- **Work instruction**
Locate all lines in the data below that hold "text" and show them.

Dataset items
• • • •
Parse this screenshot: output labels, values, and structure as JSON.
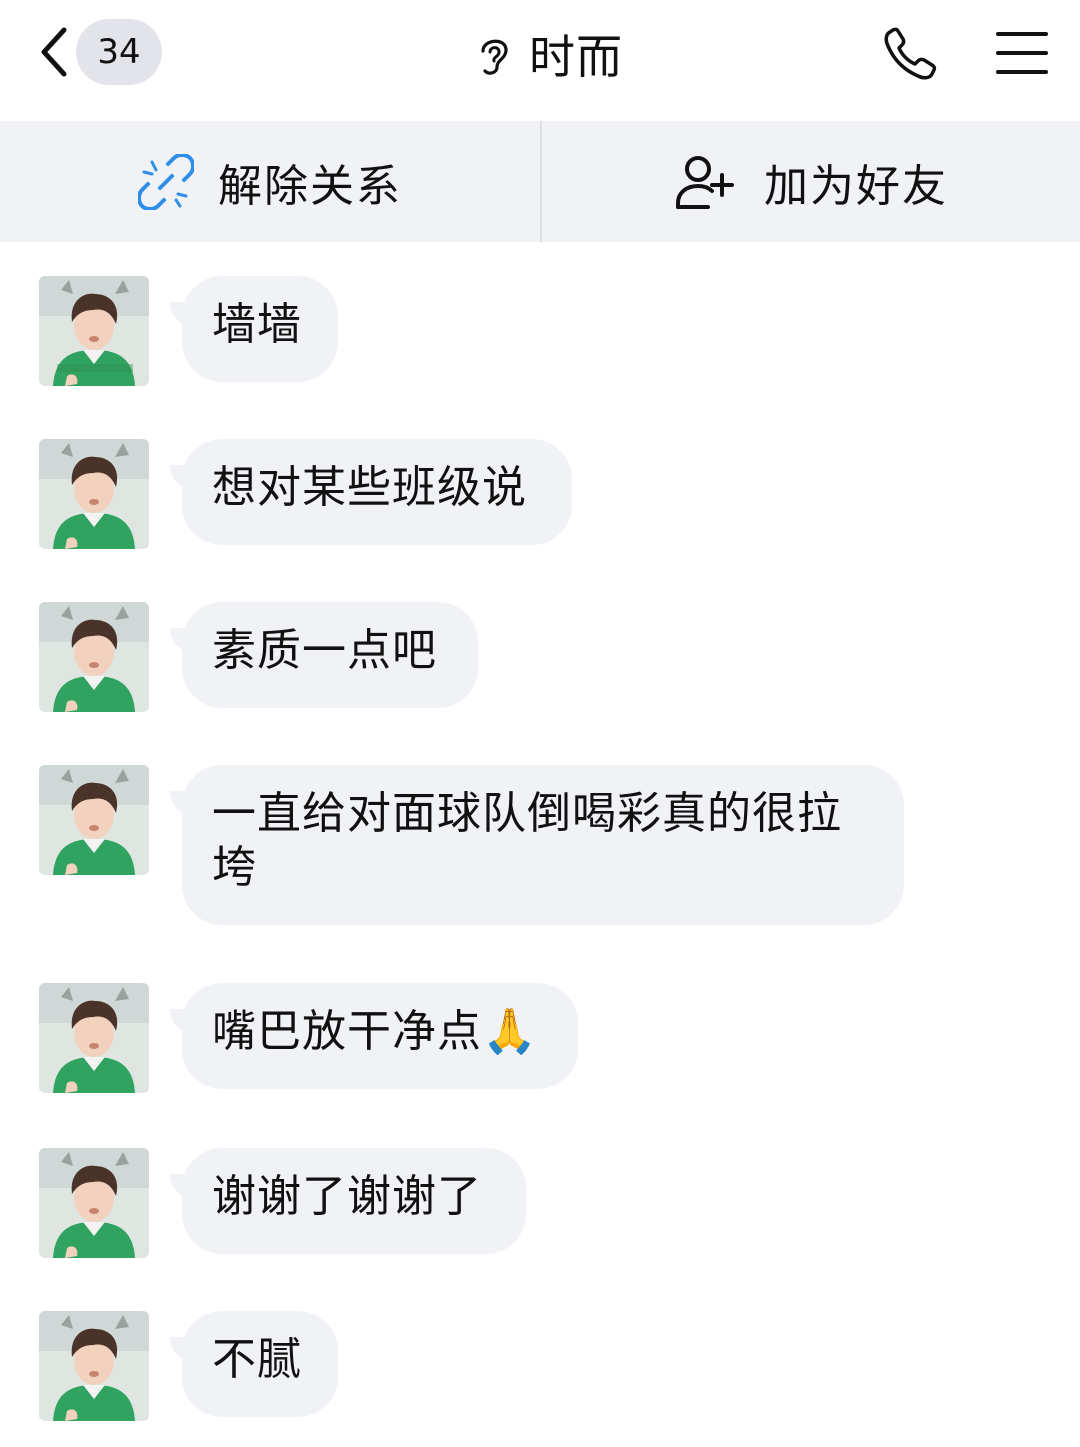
{
  "header": {
    "back_badge": "34",
    "title": "时而"
  },
  "actions": {
    "unlink_label": "解除关系",
    "add_friend_label": "加为好友"
  },
  "colors": {
    "link_icon_blue": "#2f8ee8",
    "bubble_bg": "#f1f2f6",
    "action_bar_bg": "#f1f2f6",
    "badge_bg": "#e3e4e9"
  },
  "icons": {
    "back": "chevron-left-icon",
    "ear": "ear-icon",
    "call": "phone-icon",
    "menu": "hamburger-menu-icon",
    "unlink": "broken-link-icon",
    "add_friend": "add-user-icon"
  },
  "messages": [
    {
      "text": "墙墙"
    },
    {
      "text": "想对某些班级说"
    },
    {
      "text": "素质一点吧"
    },
    {
      "text": "一直给对面球队倒喝彩真的很拉垮"
    },
    {
      "text": "嘴巴放干净点🙏"
    },
    {
      "text": "谢谢了谢谢了"
    },
    {
      "text": "不腻"
    }
  ]
}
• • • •
- **Finished exercise**
      "text": "墙墙"
      "text": "想对某些班级说"
      "text": "素质一点吧"
      "text": "一直给对面球队倒喝彩真的很拉垮"
      "text": "嘴巴放干净点🙏"
      "text": "谢谢了谢谢了"
      "text": "不腻"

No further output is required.